*** Opening Data for the task ***

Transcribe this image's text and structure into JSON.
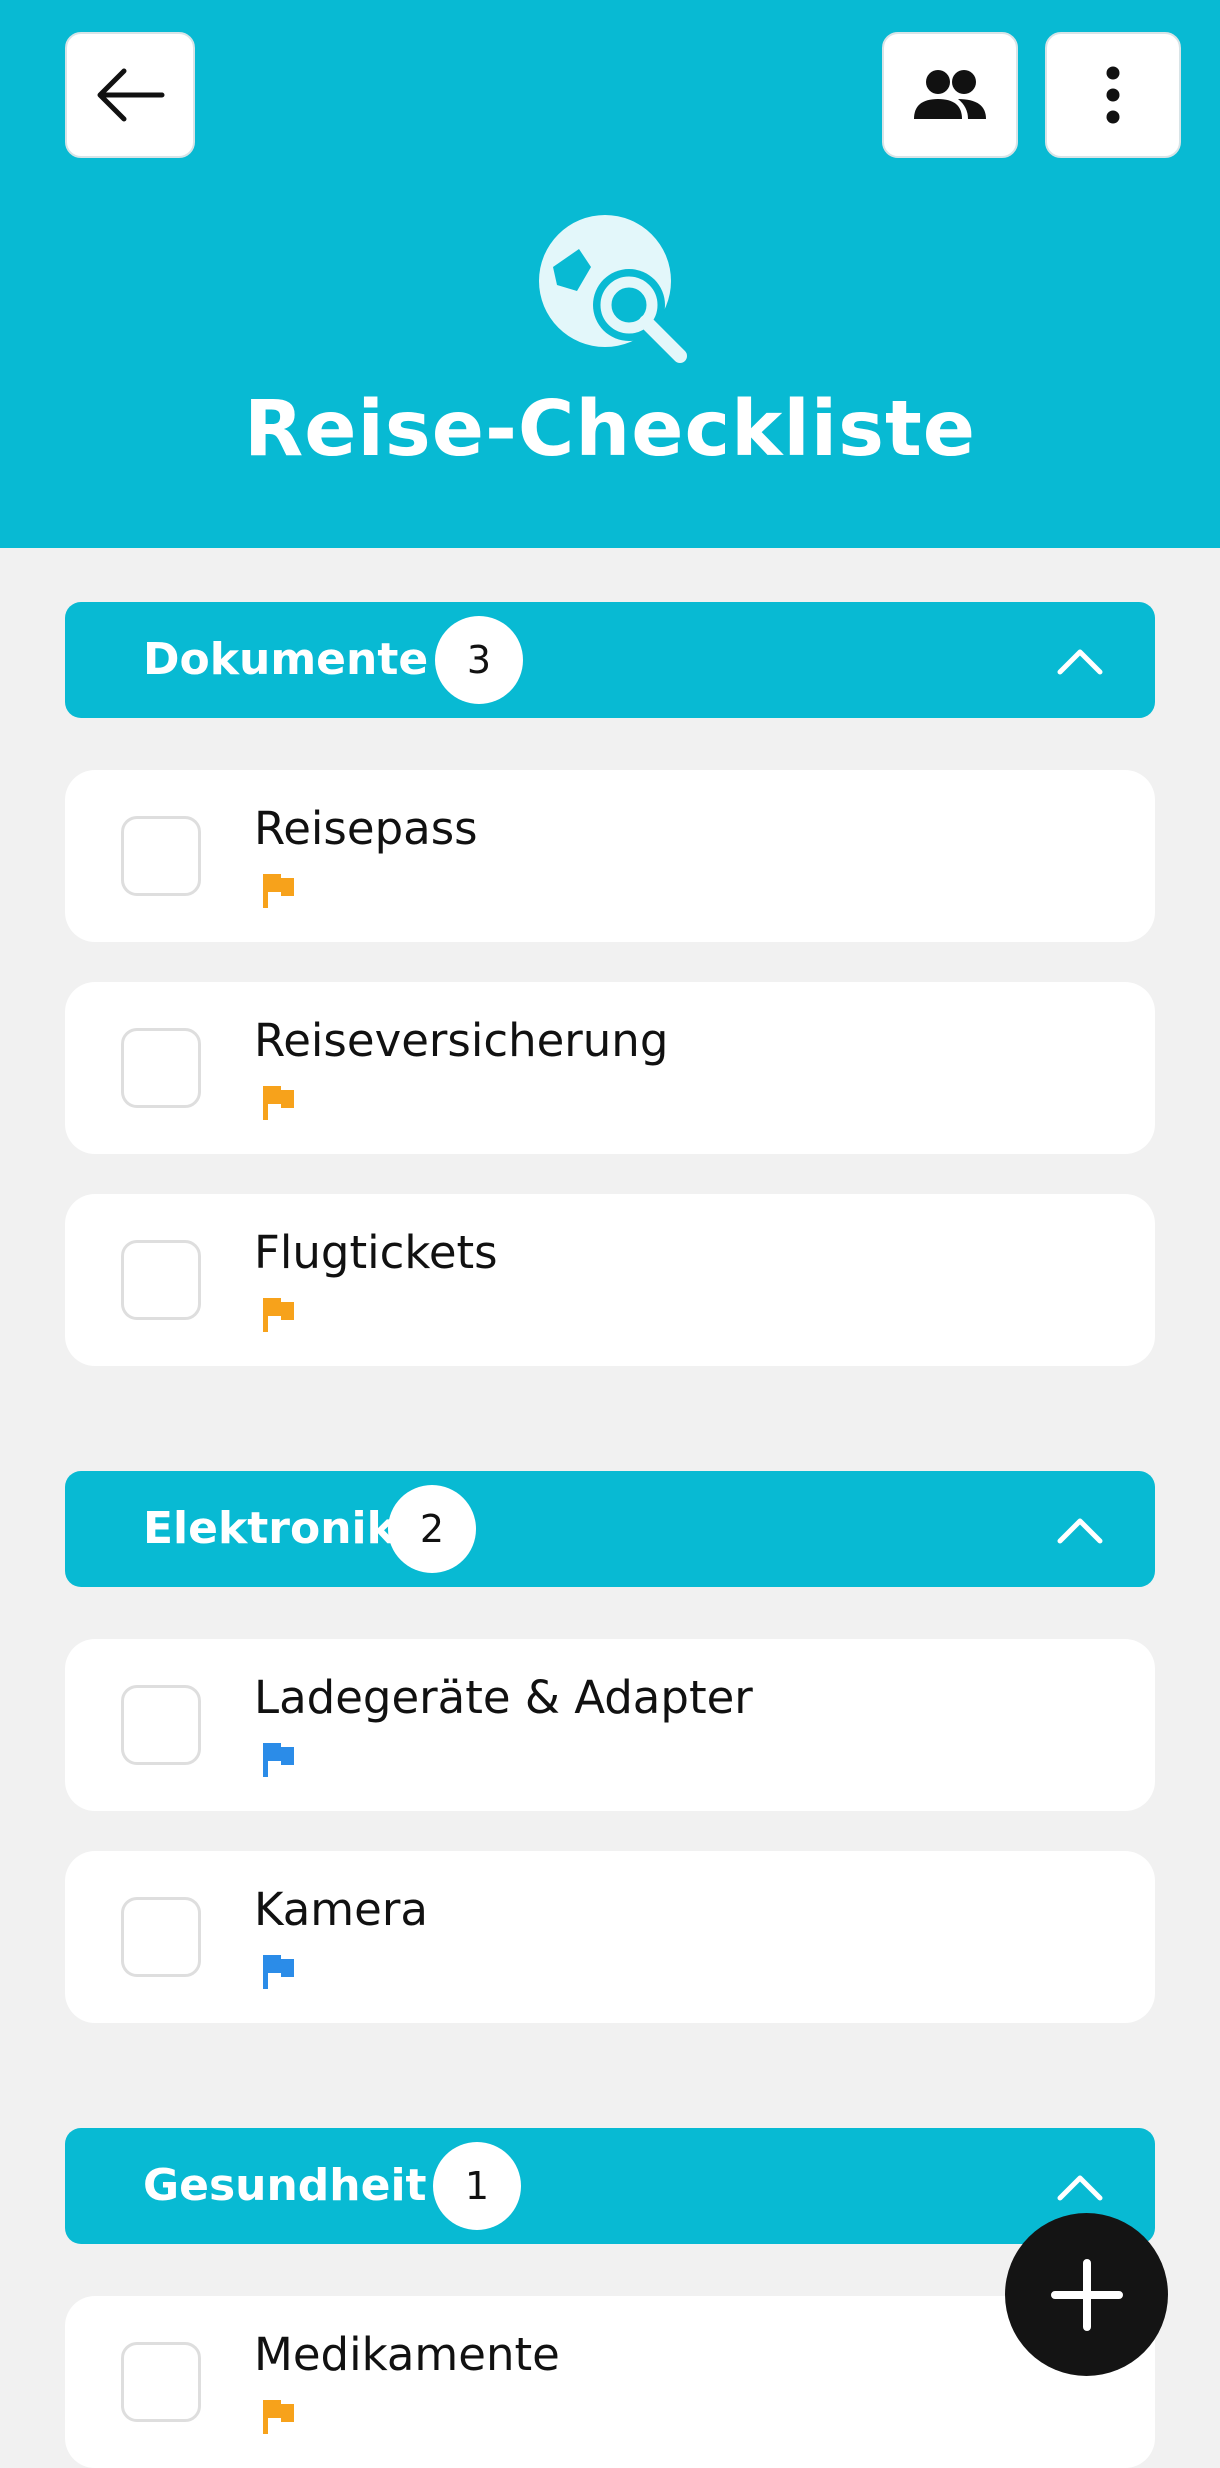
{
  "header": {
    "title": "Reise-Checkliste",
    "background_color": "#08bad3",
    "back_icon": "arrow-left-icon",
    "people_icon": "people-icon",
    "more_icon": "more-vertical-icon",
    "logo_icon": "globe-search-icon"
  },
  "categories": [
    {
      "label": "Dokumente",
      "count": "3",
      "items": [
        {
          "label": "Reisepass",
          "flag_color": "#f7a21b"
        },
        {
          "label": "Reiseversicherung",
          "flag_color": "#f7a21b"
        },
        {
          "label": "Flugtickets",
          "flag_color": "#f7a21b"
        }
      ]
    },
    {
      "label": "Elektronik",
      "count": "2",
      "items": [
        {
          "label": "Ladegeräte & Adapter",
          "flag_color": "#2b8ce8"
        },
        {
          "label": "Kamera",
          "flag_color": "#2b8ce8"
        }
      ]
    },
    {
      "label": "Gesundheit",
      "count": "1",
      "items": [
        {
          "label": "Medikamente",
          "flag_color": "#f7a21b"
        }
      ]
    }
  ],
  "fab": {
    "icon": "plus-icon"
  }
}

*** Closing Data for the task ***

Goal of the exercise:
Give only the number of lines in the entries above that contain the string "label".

Problem solution:
9